Work task — Your answer must be a single number: how many lines in the records below contain the word "HTML".
==== Task data
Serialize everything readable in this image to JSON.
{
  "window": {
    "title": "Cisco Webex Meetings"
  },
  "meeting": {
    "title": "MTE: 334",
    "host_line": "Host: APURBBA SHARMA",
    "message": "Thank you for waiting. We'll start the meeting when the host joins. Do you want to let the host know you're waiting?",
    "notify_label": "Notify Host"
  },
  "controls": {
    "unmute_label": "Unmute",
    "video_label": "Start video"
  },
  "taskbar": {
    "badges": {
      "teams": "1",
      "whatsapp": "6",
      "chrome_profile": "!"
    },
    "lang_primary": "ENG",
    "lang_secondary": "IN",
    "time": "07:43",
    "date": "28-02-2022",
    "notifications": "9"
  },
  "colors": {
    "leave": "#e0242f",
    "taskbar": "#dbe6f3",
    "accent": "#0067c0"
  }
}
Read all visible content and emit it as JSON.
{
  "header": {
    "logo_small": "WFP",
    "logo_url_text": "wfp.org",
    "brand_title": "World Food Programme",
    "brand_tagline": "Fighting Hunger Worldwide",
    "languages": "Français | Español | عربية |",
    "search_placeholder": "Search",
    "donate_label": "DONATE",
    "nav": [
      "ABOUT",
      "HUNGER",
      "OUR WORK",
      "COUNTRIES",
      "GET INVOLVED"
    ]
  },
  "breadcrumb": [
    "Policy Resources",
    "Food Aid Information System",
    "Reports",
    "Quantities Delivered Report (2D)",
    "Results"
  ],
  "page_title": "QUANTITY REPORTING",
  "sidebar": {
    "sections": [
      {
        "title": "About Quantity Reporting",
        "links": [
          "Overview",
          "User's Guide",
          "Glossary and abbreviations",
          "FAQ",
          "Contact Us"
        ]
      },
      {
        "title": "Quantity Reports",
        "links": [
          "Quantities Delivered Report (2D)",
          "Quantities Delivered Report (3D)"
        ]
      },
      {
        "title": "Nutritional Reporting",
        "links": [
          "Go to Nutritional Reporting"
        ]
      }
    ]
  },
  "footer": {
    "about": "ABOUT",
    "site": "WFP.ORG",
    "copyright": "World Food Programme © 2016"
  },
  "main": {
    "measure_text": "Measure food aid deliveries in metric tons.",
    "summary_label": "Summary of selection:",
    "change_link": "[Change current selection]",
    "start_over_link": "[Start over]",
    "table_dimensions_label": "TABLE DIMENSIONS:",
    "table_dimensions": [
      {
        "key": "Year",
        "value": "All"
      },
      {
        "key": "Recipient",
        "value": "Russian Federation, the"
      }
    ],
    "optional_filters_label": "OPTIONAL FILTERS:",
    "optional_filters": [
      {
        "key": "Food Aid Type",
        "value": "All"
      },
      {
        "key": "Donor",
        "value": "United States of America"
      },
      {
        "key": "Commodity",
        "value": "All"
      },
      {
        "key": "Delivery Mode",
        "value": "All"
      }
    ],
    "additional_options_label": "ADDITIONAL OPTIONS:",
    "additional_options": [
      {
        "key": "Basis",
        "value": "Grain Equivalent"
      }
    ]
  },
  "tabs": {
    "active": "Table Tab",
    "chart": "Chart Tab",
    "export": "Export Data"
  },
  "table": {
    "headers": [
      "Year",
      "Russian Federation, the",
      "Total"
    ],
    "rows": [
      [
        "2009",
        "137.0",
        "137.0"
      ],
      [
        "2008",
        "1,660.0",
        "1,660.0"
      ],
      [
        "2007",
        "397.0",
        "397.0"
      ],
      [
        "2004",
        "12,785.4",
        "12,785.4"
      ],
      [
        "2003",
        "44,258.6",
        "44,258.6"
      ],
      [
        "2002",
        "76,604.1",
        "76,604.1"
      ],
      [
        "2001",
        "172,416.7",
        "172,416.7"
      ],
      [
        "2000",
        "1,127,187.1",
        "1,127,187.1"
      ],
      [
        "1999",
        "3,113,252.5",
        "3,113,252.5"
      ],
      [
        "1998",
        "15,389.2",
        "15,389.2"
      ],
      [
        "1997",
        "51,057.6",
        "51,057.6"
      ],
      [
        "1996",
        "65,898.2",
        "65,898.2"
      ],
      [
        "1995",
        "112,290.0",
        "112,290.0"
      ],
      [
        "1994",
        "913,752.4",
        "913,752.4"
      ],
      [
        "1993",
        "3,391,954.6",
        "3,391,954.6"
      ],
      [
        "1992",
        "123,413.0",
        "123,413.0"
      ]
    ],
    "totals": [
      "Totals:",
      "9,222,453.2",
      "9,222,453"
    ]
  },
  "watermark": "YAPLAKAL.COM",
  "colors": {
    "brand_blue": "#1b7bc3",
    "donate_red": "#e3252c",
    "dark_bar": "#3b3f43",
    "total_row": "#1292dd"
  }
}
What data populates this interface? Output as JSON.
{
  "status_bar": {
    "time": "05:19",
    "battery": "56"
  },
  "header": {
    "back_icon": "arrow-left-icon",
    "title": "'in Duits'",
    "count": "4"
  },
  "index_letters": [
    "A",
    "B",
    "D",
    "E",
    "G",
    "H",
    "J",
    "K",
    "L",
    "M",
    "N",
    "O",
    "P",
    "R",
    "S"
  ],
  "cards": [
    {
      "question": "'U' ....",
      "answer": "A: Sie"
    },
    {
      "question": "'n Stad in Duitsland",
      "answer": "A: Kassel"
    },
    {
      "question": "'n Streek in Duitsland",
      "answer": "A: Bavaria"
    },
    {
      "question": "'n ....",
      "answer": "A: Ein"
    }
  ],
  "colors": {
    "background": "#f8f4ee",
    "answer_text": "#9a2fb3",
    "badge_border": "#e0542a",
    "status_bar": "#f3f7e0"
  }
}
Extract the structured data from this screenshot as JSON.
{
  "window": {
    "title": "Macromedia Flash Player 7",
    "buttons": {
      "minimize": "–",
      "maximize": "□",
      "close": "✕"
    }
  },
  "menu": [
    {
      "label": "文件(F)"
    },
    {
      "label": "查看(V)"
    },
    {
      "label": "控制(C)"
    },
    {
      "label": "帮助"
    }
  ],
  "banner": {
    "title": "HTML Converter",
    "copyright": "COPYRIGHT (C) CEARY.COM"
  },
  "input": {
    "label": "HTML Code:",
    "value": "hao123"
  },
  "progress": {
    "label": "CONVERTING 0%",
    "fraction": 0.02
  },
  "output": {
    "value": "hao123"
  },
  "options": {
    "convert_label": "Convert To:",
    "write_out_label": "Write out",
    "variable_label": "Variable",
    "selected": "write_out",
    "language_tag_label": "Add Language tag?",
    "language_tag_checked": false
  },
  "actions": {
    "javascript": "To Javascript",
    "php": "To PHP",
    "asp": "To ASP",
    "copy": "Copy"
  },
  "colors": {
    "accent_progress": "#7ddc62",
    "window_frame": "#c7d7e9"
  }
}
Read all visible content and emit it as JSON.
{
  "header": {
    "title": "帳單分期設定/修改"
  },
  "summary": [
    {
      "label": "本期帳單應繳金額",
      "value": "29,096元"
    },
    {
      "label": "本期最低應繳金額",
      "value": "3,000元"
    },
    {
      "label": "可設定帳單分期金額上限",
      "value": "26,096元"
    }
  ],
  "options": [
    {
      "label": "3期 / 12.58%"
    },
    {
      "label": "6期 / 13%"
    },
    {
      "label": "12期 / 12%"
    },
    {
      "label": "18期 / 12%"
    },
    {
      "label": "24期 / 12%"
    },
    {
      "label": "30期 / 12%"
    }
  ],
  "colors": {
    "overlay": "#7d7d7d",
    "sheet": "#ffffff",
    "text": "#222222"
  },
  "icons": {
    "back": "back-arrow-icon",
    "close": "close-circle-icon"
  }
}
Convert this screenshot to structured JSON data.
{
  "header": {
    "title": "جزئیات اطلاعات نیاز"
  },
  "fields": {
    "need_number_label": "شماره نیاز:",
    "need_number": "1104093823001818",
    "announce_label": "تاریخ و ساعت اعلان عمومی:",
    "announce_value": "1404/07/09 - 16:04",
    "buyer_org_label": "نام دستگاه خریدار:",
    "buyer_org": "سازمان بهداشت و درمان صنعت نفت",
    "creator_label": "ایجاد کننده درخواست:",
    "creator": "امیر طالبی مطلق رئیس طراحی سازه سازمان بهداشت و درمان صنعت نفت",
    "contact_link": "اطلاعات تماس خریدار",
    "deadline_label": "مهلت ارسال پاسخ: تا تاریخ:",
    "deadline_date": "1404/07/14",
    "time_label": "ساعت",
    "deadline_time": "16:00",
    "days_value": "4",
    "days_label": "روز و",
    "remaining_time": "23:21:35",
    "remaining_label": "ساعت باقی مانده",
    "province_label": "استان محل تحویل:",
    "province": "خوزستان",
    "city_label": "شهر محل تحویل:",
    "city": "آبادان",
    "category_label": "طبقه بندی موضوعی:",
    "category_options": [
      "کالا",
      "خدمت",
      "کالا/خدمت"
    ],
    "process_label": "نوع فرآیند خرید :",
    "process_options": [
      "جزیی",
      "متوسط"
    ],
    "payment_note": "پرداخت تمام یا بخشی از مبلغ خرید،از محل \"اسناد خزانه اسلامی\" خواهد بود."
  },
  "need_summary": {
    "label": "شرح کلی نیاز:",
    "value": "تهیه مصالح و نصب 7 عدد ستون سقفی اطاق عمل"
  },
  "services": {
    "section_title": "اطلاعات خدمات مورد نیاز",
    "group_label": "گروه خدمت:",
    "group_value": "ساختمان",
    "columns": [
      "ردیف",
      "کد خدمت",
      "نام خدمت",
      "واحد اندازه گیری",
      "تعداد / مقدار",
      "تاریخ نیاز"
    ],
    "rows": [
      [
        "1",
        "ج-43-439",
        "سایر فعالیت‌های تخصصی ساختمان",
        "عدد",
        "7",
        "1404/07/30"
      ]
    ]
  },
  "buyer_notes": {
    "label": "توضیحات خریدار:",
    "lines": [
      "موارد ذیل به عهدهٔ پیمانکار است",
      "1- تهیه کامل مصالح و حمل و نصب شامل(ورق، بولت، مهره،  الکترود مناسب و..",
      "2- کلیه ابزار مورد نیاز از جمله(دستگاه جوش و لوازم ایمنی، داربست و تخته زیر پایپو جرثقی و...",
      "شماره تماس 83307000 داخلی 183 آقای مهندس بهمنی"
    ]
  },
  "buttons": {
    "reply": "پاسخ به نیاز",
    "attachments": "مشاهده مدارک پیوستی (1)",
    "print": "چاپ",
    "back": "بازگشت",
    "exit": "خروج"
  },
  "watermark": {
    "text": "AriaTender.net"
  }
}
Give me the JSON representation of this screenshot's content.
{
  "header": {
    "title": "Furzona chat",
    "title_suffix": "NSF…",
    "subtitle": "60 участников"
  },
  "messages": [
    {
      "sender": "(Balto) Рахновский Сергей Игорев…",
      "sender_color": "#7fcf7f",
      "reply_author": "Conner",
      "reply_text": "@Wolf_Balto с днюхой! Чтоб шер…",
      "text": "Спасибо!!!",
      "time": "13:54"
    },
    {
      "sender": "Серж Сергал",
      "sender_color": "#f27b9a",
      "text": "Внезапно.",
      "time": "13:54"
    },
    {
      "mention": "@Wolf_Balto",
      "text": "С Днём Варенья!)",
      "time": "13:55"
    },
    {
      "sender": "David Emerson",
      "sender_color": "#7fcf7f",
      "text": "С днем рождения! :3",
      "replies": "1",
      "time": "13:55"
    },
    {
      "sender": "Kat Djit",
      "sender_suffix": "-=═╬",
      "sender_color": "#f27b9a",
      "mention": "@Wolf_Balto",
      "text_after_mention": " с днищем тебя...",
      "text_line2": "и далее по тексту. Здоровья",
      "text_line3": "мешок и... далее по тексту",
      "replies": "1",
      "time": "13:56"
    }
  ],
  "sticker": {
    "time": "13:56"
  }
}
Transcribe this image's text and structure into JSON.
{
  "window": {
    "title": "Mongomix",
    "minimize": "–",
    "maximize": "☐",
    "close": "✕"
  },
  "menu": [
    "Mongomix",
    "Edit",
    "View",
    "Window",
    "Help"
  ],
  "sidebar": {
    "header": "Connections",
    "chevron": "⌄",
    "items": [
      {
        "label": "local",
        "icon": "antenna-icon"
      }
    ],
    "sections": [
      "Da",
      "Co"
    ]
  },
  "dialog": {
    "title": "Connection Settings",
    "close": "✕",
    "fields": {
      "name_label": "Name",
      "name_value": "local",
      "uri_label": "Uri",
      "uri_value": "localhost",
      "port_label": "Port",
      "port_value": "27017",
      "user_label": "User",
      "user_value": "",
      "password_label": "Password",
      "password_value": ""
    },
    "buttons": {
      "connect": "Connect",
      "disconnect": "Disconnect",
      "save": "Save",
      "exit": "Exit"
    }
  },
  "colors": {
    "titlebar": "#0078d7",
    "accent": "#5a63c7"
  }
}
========
Your solution — 2